**To do**: Determine how many lines in the listing hold "cmdUser" and give only that number.

**Material provided**:
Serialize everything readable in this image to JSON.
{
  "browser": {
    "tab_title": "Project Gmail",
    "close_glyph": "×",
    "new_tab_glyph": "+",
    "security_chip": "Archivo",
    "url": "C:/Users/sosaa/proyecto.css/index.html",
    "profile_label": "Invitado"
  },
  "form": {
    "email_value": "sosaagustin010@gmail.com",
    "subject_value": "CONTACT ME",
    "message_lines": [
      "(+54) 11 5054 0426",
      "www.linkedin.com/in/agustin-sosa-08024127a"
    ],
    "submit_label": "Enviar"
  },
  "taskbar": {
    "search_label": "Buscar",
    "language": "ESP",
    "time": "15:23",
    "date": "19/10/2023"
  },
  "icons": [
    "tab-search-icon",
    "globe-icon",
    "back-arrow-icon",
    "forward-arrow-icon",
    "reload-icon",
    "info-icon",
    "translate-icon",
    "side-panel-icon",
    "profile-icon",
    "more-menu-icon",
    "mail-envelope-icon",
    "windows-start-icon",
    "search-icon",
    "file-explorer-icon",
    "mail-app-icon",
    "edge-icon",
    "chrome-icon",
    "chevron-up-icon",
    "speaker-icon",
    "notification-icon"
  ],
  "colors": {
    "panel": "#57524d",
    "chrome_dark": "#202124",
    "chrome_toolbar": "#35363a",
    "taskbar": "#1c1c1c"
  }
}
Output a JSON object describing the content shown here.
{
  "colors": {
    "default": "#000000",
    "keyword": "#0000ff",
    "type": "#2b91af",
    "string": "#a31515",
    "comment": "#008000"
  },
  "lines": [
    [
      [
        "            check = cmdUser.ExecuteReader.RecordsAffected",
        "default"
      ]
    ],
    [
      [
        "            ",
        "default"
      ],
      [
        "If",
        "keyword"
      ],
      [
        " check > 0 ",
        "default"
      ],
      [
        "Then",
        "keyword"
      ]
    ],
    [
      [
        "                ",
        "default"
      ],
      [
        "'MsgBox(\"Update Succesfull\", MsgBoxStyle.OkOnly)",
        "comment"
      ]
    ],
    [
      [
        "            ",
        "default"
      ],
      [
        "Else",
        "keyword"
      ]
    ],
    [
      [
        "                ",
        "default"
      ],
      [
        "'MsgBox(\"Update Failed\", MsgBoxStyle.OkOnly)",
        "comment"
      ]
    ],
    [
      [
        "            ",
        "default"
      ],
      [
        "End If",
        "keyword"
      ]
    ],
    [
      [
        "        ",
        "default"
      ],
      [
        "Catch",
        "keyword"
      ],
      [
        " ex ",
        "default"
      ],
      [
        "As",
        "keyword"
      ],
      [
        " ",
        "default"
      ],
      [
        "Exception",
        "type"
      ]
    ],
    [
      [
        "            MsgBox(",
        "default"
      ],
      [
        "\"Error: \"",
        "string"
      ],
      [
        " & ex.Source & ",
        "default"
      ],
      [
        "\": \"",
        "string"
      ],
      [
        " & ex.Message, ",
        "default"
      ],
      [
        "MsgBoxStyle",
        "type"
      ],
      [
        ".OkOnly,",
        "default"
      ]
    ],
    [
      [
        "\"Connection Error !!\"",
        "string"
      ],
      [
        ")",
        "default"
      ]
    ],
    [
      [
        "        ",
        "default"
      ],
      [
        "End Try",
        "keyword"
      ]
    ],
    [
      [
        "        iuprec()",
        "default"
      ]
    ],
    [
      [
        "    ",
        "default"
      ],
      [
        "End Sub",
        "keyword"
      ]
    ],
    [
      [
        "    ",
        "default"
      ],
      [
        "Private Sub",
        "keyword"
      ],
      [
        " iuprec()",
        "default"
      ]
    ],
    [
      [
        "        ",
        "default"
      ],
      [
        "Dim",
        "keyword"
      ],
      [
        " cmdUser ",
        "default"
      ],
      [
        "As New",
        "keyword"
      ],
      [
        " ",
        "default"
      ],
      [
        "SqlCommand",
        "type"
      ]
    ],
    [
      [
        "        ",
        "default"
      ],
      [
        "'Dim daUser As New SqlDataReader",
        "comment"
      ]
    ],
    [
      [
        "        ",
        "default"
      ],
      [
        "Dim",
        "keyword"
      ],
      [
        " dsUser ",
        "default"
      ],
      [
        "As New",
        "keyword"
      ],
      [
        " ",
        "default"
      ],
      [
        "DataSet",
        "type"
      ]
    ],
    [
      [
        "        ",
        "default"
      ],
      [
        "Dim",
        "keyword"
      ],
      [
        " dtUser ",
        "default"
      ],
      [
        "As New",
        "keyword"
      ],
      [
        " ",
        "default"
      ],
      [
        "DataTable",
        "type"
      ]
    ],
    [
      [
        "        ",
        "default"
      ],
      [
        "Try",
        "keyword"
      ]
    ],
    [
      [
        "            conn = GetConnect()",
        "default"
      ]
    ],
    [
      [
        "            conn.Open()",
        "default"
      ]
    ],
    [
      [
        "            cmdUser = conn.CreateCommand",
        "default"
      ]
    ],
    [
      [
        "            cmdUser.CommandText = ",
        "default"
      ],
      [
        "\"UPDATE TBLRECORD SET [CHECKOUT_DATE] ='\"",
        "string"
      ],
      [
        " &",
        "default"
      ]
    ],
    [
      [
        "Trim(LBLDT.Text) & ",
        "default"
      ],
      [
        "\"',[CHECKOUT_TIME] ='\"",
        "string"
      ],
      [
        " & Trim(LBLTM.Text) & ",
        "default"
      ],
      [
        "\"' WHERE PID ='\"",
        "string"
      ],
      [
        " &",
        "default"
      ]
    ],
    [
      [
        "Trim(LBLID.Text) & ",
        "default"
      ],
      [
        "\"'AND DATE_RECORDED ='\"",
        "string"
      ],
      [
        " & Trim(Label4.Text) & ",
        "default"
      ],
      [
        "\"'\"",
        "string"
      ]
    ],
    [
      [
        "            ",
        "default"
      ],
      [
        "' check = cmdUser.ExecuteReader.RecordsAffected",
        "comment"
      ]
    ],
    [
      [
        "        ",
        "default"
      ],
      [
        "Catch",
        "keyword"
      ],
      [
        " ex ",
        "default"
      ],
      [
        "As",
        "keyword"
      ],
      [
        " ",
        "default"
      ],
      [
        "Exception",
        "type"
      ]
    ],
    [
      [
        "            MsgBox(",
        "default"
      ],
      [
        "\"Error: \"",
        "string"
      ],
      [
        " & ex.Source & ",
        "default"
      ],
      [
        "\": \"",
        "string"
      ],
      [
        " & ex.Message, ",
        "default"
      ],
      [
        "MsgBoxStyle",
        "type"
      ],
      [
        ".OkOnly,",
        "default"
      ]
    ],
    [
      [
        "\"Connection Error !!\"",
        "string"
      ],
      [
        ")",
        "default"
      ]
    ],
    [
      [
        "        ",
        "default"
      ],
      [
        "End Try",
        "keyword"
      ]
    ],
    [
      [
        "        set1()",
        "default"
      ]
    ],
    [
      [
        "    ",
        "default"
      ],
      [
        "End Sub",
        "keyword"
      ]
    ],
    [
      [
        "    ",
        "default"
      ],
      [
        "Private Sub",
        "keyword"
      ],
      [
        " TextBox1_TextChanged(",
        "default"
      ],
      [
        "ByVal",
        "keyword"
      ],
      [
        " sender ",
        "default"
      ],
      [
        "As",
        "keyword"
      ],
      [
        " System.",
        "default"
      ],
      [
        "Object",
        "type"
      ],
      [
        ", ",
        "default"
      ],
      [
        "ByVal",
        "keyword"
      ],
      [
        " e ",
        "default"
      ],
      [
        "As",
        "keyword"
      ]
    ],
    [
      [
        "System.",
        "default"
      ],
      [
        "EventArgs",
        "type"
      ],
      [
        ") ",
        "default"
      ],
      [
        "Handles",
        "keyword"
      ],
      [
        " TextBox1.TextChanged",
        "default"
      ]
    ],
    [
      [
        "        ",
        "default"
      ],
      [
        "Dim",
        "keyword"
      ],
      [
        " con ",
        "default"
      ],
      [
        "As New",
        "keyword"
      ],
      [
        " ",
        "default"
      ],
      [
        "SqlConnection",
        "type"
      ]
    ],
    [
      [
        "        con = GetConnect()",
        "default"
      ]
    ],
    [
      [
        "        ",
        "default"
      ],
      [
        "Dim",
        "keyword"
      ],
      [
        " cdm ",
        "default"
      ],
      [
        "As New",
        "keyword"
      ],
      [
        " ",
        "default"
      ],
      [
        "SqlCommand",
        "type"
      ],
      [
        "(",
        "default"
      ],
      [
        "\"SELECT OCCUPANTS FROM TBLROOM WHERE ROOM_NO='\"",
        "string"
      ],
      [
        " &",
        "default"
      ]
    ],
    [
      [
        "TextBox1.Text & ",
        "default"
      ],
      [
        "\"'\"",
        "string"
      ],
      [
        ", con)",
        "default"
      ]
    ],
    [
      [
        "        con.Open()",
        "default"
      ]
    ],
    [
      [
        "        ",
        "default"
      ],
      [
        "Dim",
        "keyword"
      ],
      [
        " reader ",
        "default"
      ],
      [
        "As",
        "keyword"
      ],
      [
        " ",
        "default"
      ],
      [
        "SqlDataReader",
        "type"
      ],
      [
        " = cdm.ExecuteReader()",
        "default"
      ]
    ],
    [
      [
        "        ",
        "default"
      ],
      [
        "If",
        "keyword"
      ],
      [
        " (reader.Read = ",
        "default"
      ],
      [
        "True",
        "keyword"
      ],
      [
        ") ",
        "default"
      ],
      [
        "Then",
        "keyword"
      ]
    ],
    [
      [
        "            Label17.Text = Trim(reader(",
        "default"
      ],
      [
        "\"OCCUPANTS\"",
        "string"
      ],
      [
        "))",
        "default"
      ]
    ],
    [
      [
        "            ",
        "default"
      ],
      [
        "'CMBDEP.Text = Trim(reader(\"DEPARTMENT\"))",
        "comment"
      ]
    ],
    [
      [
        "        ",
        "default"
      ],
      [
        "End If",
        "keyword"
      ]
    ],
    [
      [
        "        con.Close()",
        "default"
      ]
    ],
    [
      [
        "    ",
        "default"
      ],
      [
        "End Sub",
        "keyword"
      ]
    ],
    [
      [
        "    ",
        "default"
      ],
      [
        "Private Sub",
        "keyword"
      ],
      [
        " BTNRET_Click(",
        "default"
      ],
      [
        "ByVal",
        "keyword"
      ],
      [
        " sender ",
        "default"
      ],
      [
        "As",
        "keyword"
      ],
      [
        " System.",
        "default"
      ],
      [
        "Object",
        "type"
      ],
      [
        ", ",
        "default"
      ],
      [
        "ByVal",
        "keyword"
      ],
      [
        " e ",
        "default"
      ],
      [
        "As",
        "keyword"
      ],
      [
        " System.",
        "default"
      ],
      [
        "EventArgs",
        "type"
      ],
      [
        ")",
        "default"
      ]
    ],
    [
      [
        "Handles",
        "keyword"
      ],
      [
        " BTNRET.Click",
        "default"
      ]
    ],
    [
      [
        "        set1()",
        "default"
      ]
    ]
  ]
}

**Result**: 5